:: Entries from a dataset of interfaces ::
---------------
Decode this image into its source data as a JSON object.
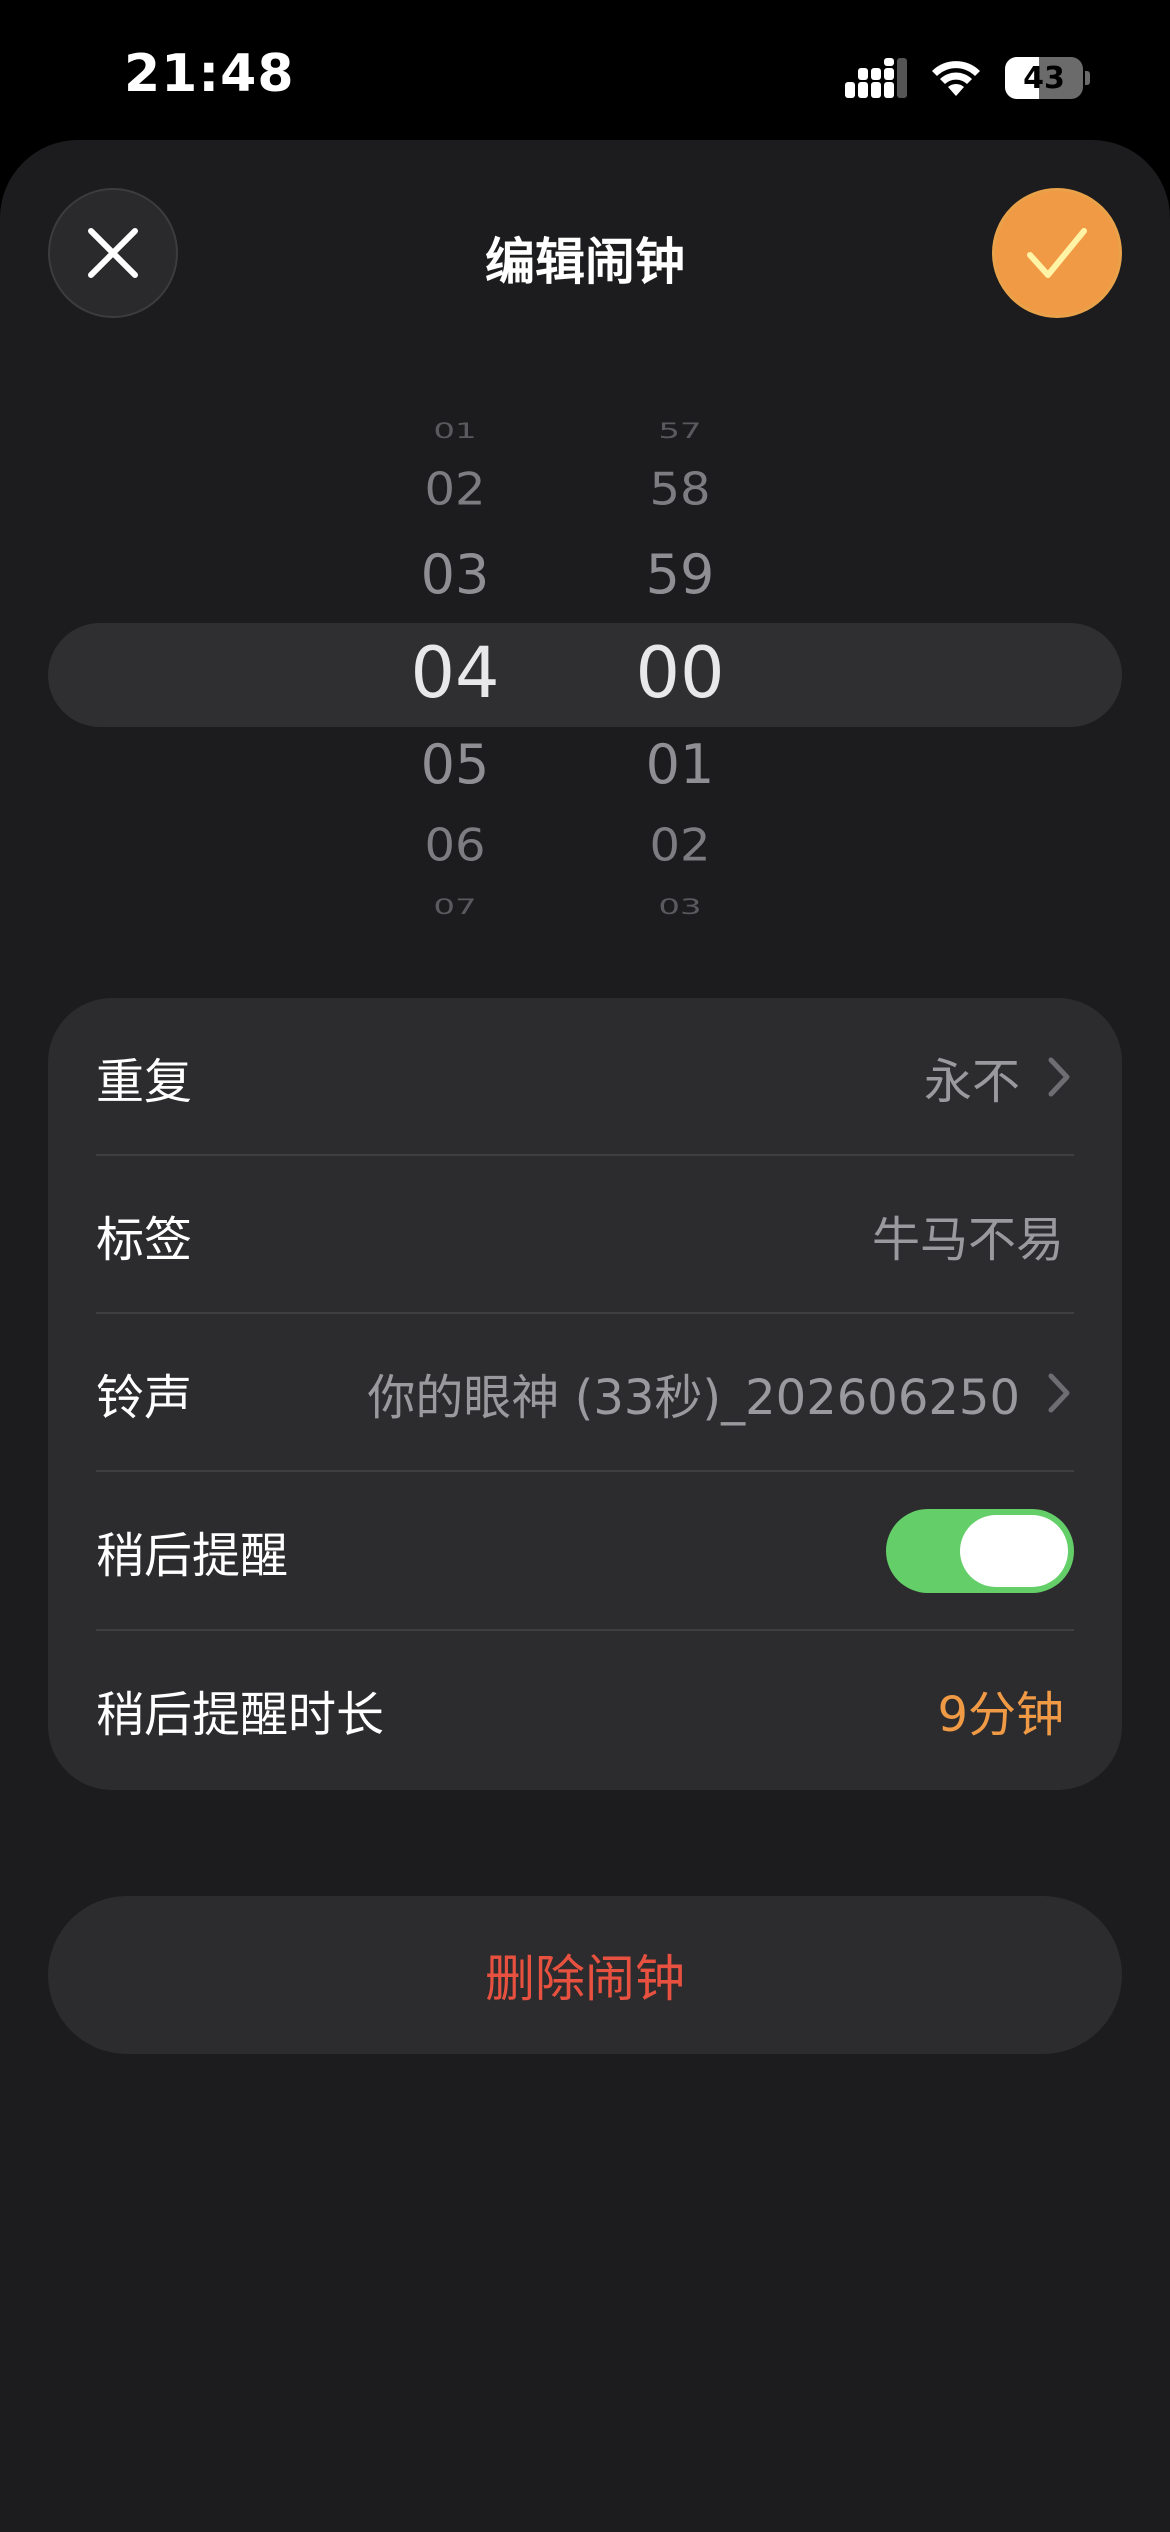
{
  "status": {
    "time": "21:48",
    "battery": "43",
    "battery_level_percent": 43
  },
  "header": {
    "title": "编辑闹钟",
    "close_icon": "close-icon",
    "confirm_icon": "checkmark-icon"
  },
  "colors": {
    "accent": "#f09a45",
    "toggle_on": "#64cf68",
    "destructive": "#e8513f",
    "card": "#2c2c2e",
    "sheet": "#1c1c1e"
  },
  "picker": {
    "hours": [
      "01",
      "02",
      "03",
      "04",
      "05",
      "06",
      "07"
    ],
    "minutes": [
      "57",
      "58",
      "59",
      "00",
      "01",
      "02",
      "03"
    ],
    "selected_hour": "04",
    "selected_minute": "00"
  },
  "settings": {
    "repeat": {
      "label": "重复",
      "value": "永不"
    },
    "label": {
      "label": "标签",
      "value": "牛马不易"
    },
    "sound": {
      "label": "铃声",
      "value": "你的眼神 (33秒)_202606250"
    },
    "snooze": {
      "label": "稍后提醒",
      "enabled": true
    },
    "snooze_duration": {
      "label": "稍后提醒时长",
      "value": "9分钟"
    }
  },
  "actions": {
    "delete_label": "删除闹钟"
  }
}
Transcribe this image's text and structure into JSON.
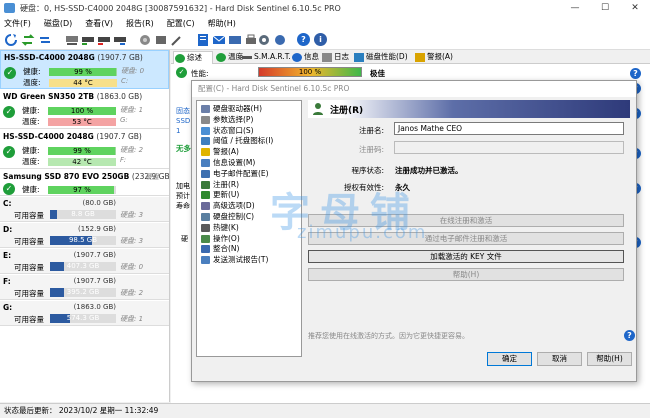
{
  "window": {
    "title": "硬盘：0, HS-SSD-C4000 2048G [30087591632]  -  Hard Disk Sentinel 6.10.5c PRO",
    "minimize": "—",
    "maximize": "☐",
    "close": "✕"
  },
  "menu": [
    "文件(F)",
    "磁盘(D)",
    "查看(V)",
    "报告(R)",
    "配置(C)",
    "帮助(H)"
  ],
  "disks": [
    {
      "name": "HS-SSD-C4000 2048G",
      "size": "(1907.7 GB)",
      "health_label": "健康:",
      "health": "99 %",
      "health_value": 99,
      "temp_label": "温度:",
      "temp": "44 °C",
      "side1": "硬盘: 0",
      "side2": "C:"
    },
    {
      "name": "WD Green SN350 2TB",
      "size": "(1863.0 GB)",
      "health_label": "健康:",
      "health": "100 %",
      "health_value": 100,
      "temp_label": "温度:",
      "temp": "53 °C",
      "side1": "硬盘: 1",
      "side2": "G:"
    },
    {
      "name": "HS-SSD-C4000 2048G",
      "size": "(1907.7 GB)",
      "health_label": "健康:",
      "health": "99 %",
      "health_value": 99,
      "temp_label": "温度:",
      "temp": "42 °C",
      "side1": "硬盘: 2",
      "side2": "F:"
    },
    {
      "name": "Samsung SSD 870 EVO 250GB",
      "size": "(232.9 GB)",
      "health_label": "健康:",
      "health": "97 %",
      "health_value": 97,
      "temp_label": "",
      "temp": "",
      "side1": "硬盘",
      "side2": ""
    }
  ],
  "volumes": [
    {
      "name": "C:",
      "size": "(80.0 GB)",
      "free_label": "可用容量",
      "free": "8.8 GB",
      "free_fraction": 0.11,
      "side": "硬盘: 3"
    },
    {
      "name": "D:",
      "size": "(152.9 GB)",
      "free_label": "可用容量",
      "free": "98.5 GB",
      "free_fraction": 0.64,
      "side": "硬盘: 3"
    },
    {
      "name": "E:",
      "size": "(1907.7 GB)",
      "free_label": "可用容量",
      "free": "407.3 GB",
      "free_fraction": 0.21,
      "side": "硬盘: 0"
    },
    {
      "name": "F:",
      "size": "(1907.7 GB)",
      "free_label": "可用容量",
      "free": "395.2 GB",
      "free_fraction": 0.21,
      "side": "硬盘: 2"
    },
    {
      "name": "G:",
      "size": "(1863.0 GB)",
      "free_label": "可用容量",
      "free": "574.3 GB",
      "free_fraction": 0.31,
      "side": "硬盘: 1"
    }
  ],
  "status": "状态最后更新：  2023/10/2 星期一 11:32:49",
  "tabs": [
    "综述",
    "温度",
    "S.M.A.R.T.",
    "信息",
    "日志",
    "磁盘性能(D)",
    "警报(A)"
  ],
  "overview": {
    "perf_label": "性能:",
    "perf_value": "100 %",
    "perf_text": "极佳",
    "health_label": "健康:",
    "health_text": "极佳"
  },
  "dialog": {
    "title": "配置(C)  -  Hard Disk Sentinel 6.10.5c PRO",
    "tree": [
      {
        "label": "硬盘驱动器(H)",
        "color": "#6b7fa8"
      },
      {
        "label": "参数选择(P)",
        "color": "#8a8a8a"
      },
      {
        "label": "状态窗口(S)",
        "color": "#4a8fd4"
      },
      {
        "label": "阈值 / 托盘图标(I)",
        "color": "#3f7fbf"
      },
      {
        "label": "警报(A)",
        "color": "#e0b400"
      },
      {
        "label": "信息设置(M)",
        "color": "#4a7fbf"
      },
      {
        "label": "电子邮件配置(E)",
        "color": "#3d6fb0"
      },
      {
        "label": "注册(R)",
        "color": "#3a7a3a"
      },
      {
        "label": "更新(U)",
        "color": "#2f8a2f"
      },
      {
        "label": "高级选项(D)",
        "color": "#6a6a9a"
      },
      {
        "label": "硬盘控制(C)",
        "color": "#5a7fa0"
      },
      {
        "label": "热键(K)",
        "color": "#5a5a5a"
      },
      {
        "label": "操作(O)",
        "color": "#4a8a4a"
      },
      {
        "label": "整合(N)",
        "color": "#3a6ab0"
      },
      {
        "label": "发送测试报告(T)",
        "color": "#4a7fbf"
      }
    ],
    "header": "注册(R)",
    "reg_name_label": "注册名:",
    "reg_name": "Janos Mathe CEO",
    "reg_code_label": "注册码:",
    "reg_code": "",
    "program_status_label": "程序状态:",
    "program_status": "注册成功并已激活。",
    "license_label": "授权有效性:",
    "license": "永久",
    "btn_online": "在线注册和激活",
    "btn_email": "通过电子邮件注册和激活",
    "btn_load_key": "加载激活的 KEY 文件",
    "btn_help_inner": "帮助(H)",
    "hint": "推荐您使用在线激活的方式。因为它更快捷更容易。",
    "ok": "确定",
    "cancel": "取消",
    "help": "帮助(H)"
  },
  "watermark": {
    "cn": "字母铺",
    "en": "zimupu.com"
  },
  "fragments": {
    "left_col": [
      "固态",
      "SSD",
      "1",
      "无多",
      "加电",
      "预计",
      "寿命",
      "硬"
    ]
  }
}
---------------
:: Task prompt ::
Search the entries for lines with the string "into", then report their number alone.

:: Task output ::
2